It wasn’t an unprecedented move. The Pulitzer jury comprises a panel of experts, usually critics and artists, and it changes every year. There's one jury per prize category, and each one combs through every single entry in its category, winnowing down the choices to three finalists. The finalists are then submitted to the Pulitzer board, an 18-person committee primarily made up of journalists and academics; members serve three-year terms. The board members are under no obligation to limit their considerations to the jury's recommended finalists, and they don’t always do so.

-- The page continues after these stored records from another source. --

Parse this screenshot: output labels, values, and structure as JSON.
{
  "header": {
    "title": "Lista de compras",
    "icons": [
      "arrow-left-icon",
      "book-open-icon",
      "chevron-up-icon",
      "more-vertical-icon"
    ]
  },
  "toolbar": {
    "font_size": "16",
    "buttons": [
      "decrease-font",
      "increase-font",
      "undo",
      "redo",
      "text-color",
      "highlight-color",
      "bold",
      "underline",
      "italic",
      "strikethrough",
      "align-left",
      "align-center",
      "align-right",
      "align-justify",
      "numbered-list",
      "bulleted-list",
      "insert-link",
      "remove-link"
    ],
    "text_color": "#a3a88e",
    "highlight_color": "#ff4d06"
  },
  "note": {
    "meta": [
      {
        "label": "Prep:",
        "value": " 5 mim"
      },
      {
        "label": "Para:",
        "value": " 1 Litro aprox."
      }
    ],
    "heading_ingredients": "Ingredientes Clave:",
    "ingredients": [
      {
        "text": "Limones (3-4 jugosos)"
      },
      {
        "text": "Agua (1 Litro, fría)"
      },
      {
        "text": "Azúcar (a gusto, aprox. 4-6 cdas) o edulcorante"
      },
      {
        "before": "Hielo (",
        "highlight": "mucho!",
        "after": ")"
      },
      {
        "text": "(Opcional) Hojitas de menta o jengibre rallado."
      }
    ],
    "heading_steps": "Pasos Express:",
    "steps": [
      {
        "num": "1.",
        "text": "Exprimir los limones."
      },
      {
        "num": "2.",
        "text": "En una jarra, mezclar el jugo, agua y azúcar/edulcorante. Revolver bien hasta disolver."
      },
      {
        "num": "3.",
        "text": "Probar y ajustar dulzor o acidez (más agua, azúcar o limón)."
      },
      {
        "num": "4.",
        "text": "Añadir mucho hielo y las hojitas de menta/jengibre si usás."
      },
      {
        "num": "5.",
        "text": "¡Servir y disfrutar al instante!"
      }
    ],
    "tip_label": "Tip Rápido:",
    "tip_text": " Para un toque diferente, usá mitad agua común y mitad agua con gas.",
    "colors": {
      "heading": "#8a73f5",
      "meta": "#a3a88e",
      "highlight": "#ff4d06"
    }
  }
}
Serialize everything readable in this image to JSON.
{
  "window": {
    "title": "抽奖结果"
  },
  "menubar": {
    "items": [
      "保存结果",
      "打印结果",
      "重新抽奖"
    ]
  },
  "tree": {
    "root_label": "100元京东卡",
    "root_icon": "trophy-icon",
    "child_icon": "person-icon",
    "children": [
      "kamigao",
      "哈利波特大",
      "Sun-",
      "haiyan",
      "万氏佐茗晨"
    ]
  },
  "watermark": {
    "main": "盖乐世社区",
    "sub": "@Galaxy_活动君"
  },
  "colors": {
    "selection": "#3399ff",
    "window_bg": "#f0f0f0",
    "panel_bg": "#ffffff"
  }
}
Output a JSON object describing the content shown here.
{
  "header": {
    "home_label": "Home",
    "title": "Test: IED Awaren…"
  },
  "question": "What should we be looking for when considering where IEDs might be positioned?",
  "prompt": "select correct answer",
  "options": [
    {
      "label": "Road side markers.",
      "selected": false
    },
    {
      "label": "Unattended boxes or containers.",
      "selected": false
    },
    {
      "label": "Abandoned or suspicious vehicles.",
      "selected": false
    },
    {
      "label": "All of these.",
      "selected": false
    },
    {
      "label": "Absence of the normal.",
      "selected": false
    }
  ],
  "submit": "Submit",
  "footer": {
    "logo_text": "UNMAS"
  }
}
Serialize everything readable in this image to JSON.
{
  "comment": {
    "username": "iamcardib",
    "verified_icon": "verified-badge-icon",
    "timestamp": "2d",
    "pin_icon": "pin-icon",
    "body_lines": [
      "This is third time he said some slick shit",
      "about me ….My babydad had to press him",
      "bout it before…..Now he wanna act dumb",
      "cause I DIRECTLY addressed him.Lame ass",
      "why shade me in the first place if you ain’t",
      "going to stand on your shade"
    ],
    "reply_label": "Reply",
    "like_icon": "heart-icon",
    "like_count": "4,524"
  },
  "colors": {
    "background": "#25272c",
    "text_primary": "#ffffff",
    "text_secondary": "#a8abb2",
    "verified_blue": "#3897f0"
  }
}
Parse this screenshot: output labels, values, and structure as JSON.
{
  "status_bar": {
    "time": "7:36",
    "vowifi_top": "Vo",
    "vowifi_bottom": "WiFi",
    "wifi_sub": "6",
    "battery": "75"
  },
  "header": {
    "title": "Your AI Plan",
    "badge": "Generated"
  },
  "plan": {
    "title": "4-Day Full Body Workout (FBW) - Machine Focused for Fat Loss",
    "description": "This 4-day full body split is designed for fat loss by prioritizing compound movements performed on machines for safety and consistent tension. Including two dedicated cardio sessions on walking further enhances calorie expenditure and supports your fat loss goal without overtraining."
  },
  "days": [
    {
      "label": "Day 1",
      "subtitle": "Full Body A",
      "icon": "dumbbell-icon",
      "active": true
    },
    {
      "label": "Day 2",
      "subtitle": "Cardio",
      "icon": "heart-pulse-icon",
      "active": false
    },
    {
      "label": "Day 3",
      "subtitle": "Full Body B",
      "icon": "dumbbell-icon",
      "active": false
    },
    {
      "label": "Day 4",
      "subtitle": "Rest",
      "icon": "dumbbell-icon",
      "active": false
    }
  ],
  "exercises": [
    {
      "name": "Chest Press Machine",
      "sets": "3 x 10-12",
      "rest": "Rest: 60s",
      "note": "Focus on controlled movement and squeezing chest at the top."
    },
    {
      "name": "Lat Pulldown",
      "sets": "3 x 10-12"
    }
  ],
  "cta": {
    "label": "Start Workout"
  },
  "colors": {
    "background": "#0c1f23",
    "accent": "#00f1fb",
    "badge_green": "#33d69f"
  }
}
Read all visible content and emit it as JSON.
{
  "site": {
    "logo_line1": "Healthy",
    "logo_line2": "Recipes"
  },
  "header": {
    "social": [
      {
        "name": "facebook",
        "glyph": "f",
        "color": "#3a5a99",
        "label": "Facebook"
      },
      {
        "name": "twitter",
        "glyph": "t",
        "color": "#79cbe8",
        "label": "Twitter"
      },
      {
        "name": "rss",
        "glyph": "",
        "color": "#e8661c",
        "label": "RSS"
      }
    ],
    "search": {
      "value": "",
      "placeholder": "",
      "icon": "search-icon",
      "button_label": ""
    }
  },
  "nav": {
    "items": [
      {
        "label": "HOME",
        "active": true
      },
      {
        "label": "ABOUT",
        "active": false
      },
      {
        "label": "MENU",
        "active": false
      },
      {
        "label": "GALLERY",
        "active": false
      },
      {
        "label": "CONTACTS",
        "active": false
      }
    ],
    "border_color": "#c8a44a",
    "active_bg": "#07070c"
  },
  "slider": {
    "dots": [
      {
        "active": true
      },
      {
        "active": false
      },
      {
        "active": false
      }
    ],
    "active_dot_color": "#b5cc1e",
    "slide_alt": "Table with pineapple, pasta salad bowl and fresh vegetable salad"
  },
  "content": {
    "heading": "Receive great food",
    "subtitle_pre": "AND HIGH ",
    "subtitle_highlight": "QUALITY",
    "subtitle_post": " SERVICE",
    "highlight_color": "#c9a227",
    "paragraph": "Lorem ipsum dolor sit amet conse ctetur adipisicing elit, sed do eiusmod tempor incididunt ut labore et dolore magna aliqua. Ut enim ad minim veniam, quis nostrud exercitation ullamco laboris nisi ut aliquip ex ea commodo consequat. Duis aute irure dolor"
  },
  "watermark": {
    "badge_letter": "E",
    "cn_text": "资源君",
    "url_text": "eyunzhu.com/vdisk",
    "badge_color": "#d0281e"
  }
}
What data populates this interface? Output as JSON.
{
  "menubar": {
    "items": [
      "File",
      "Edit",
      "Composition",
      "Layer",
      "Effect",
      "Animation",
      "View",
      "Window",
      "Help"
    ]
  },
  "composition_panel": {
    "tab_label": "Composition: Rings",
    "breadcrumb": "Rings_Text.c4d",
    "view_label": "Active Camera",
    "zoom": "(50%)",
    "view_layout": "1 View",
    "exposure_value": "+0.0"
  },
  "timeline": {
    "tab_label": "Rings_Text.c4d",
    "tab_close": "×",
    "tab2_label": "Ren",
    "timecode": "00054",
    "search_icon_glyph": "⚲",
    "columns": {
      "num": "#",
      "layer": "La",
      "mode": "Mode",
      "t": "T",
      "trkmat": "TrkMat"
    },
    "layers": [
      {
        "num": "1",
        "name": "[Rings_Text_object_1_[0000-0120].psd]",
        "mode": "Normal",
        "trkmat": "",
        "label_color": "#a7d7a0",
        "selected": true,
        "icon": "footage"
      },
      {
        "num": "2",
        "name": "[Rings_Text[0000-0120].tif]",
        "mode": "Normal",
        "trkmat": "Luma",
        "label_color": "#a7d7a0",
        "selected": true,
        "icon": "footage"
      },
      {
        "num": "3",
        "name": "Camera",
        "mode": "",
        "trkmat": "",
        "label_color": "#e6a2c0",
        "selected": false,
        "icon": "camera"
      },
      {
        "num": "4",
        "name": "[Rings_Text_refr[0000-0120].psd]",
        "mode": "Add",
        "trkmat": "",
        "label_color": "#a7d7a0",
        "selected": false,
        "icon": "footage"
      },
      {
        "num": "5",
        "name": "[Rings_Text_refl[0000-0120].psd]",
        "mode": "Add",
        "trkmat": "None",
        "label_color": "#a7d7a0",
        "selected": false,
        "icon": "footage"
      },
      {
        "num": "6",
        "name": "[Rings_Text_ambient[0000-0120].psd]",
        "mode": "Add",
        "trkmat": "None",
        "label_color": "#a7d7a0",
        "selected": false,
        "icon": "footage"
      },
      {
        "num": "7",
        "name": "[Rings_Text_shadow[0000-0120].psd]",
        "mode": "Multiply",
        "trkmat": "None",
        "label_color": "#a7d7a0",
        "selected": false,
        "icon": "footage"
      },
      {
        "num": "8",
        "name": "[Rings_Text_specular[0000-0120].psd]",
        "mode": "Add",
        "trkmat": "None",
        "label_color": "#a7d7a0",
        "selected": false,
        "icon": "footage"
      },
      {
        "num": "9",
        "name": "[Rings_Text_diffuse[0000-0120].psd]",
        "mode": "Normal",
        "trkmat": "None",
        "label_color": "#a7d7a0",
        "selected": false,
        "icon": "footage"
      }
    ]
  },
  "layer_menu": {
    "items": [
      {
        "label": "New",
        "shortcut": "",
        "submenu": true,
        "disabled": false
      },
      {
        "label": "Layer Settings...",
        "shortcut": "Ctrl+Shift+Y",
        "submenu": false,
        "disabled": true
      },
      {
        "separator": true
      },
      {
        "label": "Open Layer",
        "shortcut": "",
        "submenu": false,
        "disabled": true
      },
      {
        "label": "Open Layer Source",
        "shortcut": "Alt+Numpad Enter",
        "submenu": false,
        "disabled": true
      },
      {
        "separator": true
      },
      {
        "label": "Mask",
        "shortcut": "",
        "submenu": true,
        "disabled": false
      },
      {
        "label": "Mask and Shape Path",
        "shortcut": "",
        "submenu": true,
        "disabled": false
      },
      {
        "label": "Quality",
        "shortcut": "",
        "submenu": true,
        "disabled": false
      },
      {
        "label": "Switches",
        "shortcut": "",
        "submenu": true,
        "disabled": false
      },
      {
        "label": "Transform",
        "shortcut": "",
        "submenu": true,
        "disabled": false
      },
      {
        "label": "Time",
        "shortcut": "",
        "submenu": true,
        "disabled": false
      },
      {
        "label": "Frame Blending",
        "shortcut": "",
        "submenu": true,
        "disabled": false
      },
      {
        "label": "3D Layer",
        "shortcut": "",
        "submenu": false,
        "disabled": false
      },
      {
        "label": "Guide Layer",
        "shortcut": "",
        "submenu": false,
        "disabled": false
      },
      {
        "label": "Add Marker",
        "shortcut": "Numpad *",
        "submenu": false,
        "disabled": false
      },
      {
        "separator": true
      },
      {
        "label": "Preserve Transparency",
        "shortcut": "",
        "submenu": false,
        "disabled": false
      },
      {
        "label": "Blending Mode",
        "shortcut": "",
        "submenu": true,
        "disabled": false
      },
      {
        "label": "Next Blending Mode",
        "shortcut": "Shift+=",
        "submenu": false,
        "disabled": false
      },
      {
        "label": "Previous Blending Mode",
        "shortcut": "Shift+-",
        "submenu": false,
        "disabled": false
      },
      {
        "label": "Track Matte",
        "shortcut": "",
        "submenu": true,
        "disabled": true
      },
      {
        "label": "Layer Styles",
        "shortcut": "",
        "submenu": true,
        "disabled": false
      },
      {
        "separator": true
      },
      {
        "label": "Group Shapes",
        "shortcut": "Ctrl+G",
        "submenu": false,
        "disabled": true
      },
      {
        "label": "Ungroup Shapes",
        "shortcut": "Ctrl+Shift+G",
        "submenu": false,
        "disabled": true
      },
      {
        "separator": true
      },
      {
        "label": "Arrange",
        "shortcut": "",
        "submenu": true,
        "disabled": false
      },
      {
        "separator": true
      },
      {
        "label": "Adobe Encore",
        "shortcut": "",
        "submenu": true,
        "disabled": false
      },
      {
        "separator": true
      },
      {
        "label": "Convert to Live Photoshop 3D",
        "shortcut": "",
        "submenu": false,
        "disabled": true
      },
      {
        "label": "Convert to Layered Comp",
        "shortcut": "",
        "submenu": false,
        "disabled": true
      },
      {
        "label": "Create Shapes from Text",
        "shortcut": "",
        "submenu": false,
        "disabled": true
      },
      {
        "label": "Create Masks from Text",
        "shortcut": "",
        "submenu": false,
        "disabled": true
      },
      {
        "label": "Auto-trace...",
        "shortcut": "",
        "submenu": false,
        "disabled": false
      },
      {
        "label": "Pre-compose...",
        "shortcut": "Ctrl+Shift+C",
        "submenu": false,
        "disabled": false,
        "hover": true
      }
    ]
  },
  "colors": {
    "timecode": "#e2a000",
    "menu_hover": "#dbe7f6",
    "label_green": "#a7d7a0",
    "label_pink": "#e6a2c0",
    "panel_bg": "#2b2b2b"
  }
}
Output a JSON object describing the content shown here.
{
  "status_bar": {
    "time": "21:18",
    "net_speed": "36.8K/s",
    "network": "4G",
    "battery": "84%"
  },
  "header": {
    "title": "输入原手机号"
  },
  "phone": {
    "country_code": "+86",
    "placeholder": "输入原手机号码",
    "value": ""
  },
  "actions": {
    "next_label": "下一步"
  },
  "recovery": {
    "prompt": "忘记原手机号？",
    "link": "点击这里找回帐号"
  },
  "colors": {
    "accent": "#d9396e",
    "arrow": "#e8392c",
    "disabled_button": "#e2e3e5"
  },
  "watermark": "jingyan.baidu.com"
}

In 2007, for example, the board overruled all of the drama jury’s finalists to give the prize to Rabbit Hole. And two years after the fateful choice to award the Pulitzer to Next to Normal, the board famously declined to choose any book at all for the 2012 Pulitzer Prize for fiction, a decision chronicled at length in a series of New Yorker articles. Less famously, it has exercised the option 15 times for the drama category — which means there have been more years in which no play was deemed worthy of the Pulitzer than there have been years in which a musical was considered Pulitzer-worthy.

Does Next to Normal's win mean that musicals are now respectably middlebrow?

Critics of the Pulitzers sometimes suggest that the board’s freedom to disregard the jury allows the board to ignore the experimental, avant garde, and exciting in favor of the safe and bland middlebrow. Next to Normal, the story goes, is more of the same. Charles McNulty, the 2010 chair of the Pulitzer drama jury and the theater critic for the Los Angeles Times, wrote in a blistering column that the Pulitzer board had "ignored the advice of its drama jury in favor of its own sentiments," evidencing a "blinkered New York mentality." Unlike the highbrow plays the jury had recommended, Next to Normal was the sentimental choice. The middlebrow choice.

But for decades, awarding a Pulitzer to a musical wouldn’t have been a safe, respectable middlebrow choice. It would have been a lowbrow choice. Musicals were sentimental and hence artistically bankrupt. They were unrespectable and uninteresting.

For a musical to reach the kind of bourgeois respectability that accompanies a Pulitzer, even a controversial Pulitzer like Next to Normal’s, suggests that we are beginning to think and talk about musicals in a way that is entirely different from the way we used to. For a second musical to win the Pulitzer in a landslide victory only six years later suggests that this change is seismic.

It is, perhaps, the kind of change that comes with a new age of musical theater — perhaps even a new golden age in American musicals.